-- Record extracts follows --

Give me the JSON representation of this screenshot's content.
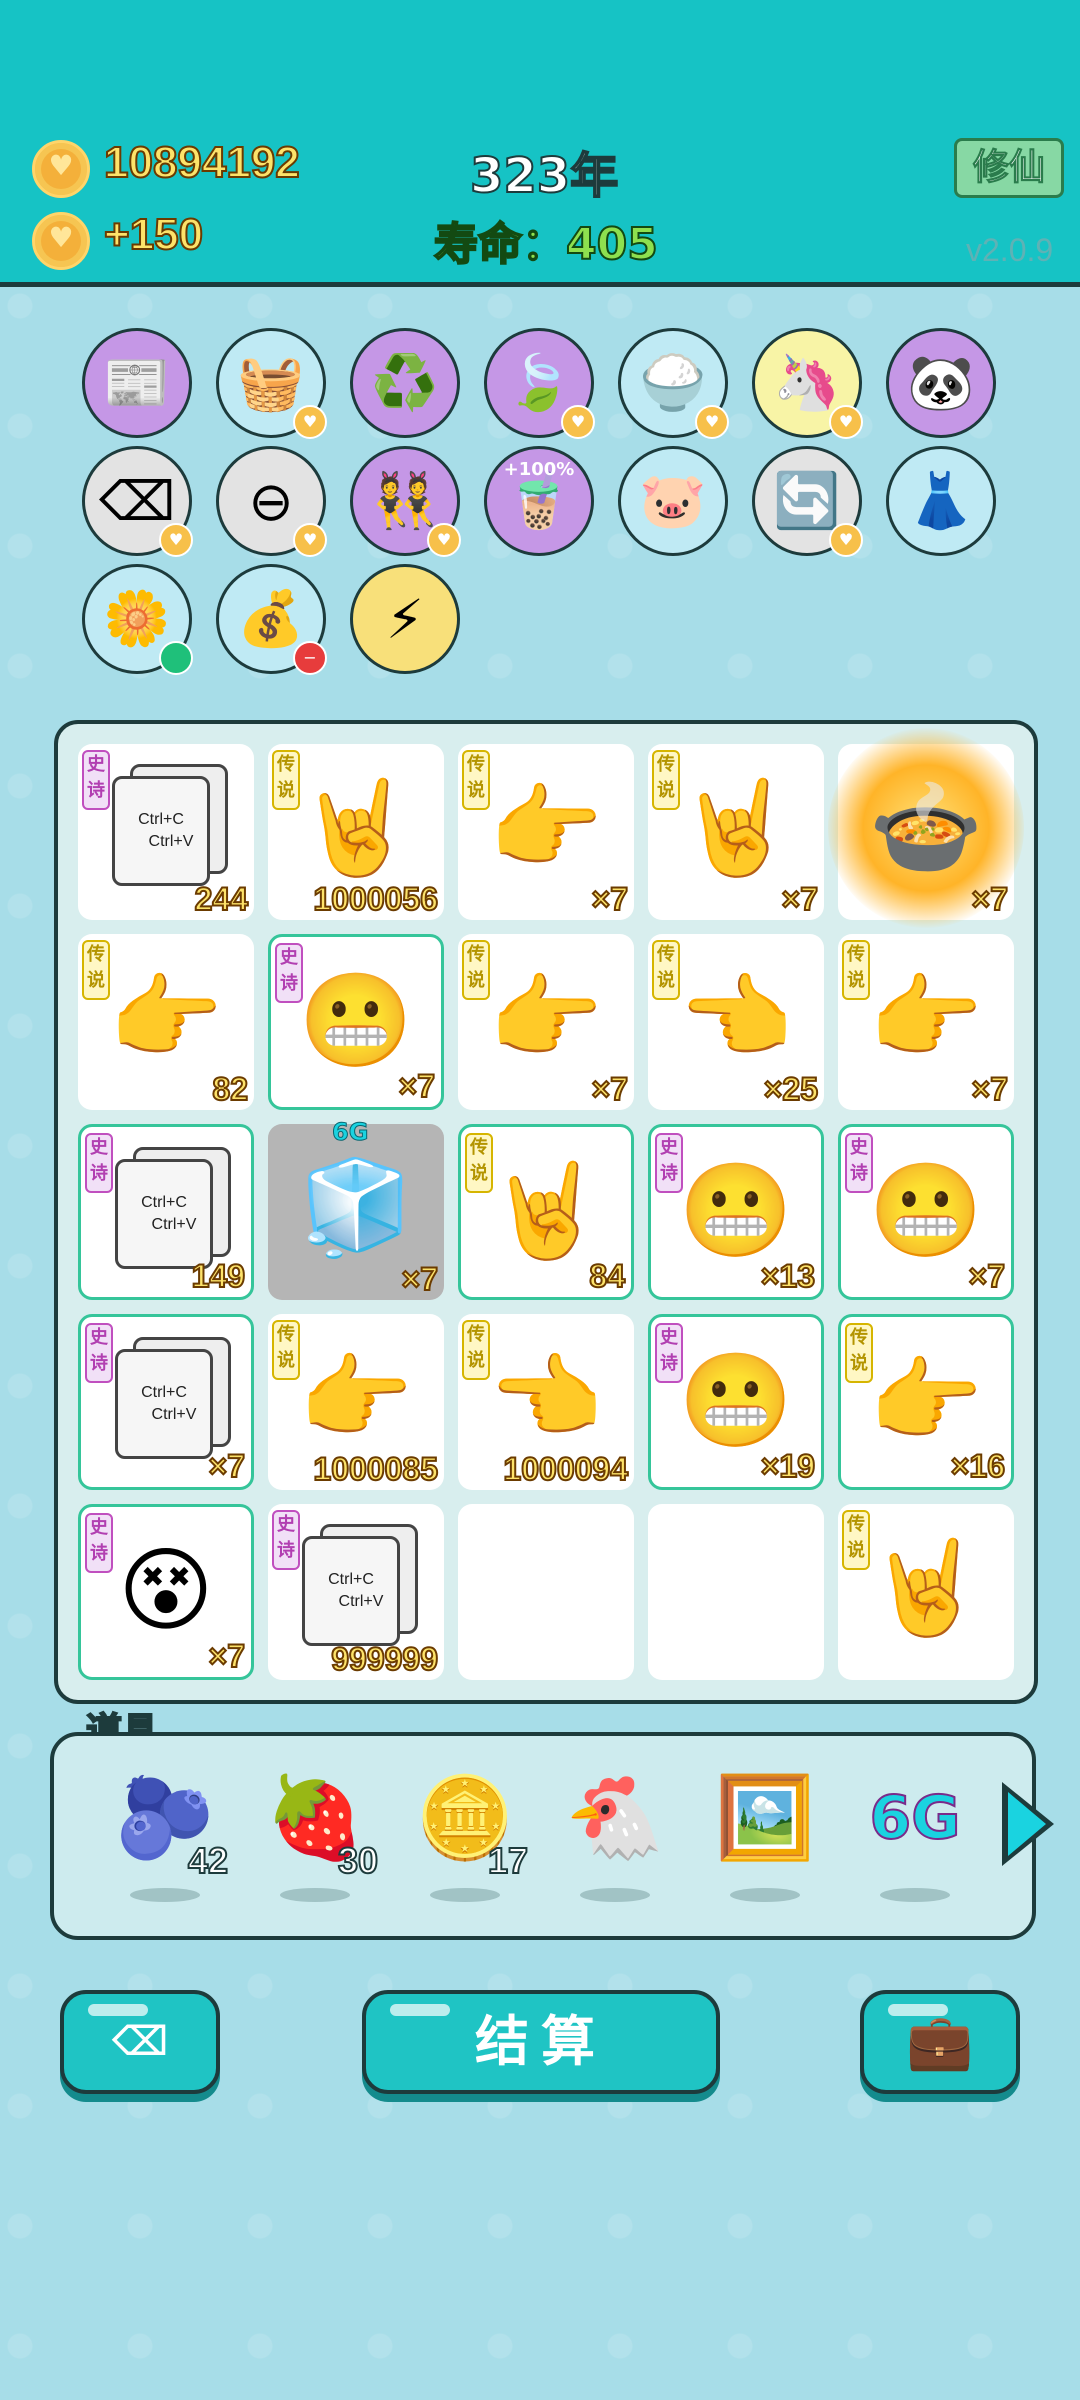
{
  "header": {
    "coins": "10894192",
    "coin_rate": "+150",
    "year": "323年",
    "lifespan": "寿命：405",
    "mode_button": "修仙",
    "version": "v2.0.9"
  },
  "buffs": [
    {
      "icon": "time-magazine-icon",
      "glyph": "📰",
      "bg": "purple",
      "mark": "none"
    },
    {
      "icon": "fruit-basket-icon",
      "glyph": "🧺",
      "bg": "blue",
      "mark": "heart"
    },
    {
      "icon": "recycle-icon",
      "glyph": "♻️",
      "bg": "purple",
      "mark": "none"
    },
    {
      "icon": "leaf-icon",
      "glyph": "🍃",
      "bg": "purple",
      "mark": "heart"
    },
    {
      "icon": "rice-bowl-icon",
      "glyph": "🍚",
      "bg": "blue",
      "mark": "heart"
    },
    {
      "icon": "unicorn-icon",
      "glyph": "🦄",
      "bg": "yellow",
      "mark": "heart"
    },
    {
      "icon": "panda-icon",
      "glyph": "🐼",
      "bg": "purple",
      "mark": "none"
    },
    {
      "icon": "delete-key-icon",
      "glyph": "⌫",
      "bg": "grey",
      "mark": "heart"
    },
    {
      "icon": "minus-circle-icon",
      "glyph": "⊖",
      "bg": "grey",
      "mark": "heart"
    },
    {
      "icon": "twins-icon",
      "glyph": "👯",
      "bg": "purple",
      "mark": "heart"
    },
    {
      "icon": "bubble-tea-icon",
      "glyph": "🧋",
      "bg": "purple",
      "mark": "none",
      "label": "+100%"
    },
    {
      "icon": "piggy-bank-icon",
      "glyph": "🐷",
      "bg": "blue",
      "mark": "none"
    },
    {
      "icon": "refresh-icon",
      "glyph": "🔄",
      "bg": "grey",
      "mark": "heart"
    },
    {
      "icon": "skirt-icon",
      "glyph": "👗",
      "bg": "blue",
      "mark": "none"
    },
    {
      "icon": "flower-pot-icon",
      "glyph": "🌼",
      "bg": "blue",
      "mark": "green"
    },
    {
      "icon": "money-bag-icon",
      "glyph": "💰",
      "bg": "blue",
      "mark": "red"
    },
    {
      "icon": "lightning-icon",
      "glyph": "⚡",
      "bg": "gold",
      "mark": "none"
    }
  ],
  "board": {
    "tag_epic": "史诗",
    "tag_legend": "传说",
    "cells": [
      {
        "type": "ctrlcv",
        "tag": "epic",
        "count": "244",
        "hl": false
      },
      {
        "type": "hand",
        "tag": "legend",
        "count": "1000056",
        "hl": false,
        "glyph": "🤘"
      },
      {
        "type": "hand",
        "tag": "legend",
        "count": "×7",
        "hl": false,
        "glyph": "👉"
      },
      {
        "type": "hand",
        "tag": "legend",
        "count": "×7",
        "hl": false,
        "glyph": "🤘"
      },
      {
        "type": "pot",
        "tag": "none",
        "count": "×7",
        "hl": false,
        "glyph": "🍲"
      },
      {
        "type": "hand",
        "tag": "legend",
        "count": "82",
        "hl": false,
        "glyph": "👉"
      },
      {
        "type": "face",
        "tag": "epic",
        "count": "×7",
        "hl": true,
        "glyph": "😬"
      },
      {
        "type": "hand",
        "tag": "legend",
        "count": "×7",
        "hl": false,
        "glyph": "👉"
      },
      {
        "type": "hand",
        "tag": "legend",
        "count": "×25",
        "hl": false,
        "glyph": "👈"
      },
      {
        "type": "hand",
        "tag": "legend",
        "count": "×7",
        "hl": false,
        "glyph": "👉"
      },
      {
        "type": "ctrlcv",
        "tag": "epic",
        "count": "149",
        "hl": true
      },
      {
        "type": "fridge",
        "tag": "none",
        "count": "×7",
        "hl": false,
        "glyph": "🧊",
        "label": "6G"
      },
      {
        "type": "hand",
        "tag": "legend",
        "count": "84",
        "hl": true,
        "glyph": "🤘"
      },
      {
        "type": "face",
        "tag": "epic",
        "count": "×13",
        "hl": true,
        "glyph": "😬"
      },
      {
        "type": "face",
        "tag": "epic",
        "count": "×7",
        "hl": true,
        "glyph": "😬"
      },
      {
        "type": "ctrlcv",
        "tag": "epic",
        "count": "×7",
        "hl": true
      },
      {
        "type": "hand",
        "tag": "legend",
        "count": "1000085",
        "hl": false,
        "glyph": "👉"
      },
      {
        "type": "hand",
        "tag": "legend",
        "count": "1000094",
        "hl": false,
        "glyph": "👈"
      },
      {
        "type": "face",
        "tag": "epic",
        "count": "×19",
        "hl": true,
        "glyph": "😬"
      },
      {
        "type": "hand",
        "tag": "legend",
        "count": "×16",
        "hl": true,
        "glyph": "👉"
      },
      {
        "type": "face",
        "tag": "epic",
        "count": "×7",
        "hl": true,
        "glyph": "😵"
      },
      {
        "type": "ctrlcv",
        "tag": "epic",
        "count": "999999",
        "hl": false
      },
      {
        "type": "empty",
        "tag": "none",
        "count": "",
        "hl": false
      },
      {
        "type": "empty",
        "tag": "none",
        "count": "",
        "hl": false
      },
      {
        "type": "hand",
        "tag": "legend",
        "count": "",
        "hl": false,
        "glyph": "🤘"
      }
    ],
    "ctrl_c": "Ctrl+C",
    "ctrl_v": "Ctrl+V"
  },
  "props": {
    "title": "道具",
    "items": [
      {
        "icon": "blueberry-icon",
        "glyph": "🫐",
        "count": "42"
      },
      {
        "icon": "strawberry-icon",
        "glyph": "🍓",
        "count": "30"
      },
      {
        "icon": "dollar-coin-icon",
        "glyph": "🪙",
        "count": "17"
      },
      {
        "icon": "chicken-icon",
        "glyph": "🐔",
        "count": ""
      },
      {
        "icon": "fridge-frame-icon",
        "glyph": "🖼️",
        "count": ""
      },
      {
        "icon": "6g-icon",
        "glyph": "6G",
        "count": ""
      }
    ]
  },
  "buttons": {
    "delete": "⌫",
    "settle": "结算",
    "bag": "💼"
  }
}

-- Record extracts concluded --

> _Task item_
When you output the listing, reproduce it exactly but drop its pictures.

> _Response area_
Give me the JSON representation of this screenshot's content.
{
  "header": {
    "coins": "10894192",
    "coin_rate": "+150",
    "year": "323年",
    "lifespan": "寿命：405",
    "mode_button": "修仙",
    "version": "v2.0.9"
  },
  "buffs": [
    {
      "icon": "time-magazine-icon",
      "glyph": "📰",
      "bg": "purple",
      "mark": "none"
    },
    {
      "icon": "fruit-basket-icon",
      "glyph": "🧺",
      "bg": "blue",
      "mark": "heart"
    },
    {
      "icon": "recycle-icon",
      "glyph": "♻️",
      "bg": "purple",
      "mark": "none"
    },
    {
      "icon": "leaf-icon",
      "glyph": "🍃",
      "bg": "purple",
      "mark": "heart"
    },
    {
      "icon": "rice-bowl-icon",
      "glyph": "🍚",
      "bg": "blue",
      "mark": "heart"
    },
    {
      "icon": "unicorn-icon",
      "glyph": "🦄",
      "bg": "yellow",
      "mark": "heart"
    },
    {
      "icon": "panda-icon",
      "glyph": "🐼",
      "bg": "purple",
      "mark": "none"
    },
    {
      "icon": "delete-key-icon",
      "glyph": "⌫",
      "bg": "grey",
      "mark": "heart"
    },
    {
      "icon": "minus-circle-icon",
      "glyph": "⊖",
      "bg": "grey",
      "mark": "heart"
    },
    {
      "icon": "twins-icon",
      "glyph": "👯",
      "bg": "purple",
      "mark": "heart"
    },
    {
      "icon": "bubble-tea-icon",
      "glyph": "🧋",
      "bg": "purple",
      "mark": "none",
      "label": "+100%"
    },
    {
      "icon": "piggy-bank-icon",
      "glyph": "🐷",
      "bg": "blue",
      "mark": "none"
    },
    {
      "icon": "refresh-icon",
      "glyph": "🔄",
      "bg": "grey",
      "mark": "heart"
    },
    {
      "icon": "skirt-icon",
      "glyph": "👗",
      "bg": "blue",
      "mark": "none"
    },
    {
      "icon": "flower-pot-icon",
      "glyph": "🌼",
      "bg": "blue",
      "mark": "green"
    },
    {
      "icon": "money-bag-icon",
      "glyph": "💰",
      "bg": "blue",
      "mark": "red"
    },
    {
      "icon": "lightning-icon",
      "glyph": "⚡",
      "bg": "gold",
      "mark": "none"
    }
  ],
  "board": {
    "tag_epic": "史诗",
    "tag_legend": "传说",
    "cells": [
      {
        "type": "ctrlcv",
        "tag": "epic",
        "count": "244",
        "hl": false
      },
      {
        "type": "hand",
        "tag": "legend",
        "count": "1000056",
        "hl": false,
        "glyph": "🤘"
      },
      {
        "type": "hand",
        "tag": "legend",
        "count": "×7",
        "hl": false,
        "glyph": "👉"
      },
      {
        "type": "hand",
        "tag": "legend",
        "count": "×7",
        "hl": false,
        "glyph": "🤘"
      },
      {
        "type": "pot",
        "tag": "none",
        "count": "×7",
        "hl": false,
        "glyph": "🍲"
      },
      {
        "type": "hand",
        "tag": "legend",
        "count": "82",
        "hl": false,
        "glyph": "👉"
      },
      {
        "type": "face",
        "tag": "epic",
        "count": "×7",
        "hl": true,
        "glyph": "😬"
      },
      {
        "type": "hand",
        "tag": "legend",
        "count": "×7",
        "hl": false,
        "glyph": "👉"
      },
      {
        "type": "hand",
        "tag": "legend",
        "count": "×25",
        "hl": false,
        "glyph": "👈"
      },
      {
        "type": "hand",
        "tag": "legend",
        "count": "×7",
        "hl": false,
        "glyph": "👉"
      },
      {
        "type": "ctrlcv",
        "tag": "epic",
        "count": "149",
        "hl": true
      },
      {
        "type": "fridge",
        "tag": "none",
        "count": "×7",
        "hl": false,
        "glyph": "🧊",
        "label": "6G"
      },
      {
        "type": "hand",
        "tag": "legend",
        "count": "84",
        "hl": true,
        "glyph": "🤘"
      },
      {
        "type": "face",
        "tag": "epic",
        "count": "×13",
        "hl": true,
        "glyph": "😬"
      },
      {
        "type": "face",
        "tag": "epic",
        "count": "×7",
        "hl": true,
        "glyph": "😬"
      },
      {
        "type": "ctrlcv",
        "tag": "epic",
        "count": "×7",
        "hl": true
      },
      {
        "type": "hand",
        "tag": "legend",
        "count": "1000085",
        "hl": false,
        "glyph": "👉"
      },
      {
        "type": "hand",
        "tag": "legend",
        "count": "1000094",
        "hl": false,
        "glyph": "👈"
      },
      {
        "type": "face",
        "tag": "epic",
        "count": "×19",
        "hl": true,
        "glyph": "😬"
      },
      {
        "type": "hand",
        "tag": "legend",
        "count": "×16",
        "hl": true,
        "glyph": "👉"
      },
      {
        "type": "face",
        "tag": "epic",
        "count": "×7",
        "hl": true,
        "glyph": "😵"
      },
      {
        "type": "ctrlcv",
        "tag": "epic",
        "count": "999999",
        "hl": false
      },
      {
        "type": "empty",
        "tag": "none",
        "count": "",
        "hl": false
      },
      {
        "type": "empty",
        "tag": "none",
        "count": "",
        "hl": false
      },
      {
        "type": "hand",
        "tag": "legend",
        "count": "",
        "hl": false,
        "glyph": "🤘"
      }
    ],
    "ctrl_c": "Ctrl+C",
    "ctrl_v": "Ctrl+V"
  },
  "props": {
    "title": "道具",
    "items": [
      {
        "icon": "blueberry-icon",
        "glyph": "🫐",
        "count": "42"
      },
      {
        "icon": "strawberry-icon",
        "glyph": "🍓",
        "count": "30"
      },
      {
        "icon": "dollar-coin-icon",
        "glyph": "🪙",
        "count": "17"
      },
      {
        "icon": "chicken-icon",
        "glyph": "🐔",
        "count": ""
      },
      {
        "icon": "fridge-frame-icon",
        "glyph": "🖼️",
        "count": ""
      },
      {
        "icon": "6g-icon",
        "glyph": "6G",
        "count": ""
      }
    ]
  },
  "buttons": {
    "delete": "⌫",
    "settle": "结算",
    "bag": "💼"
  }
}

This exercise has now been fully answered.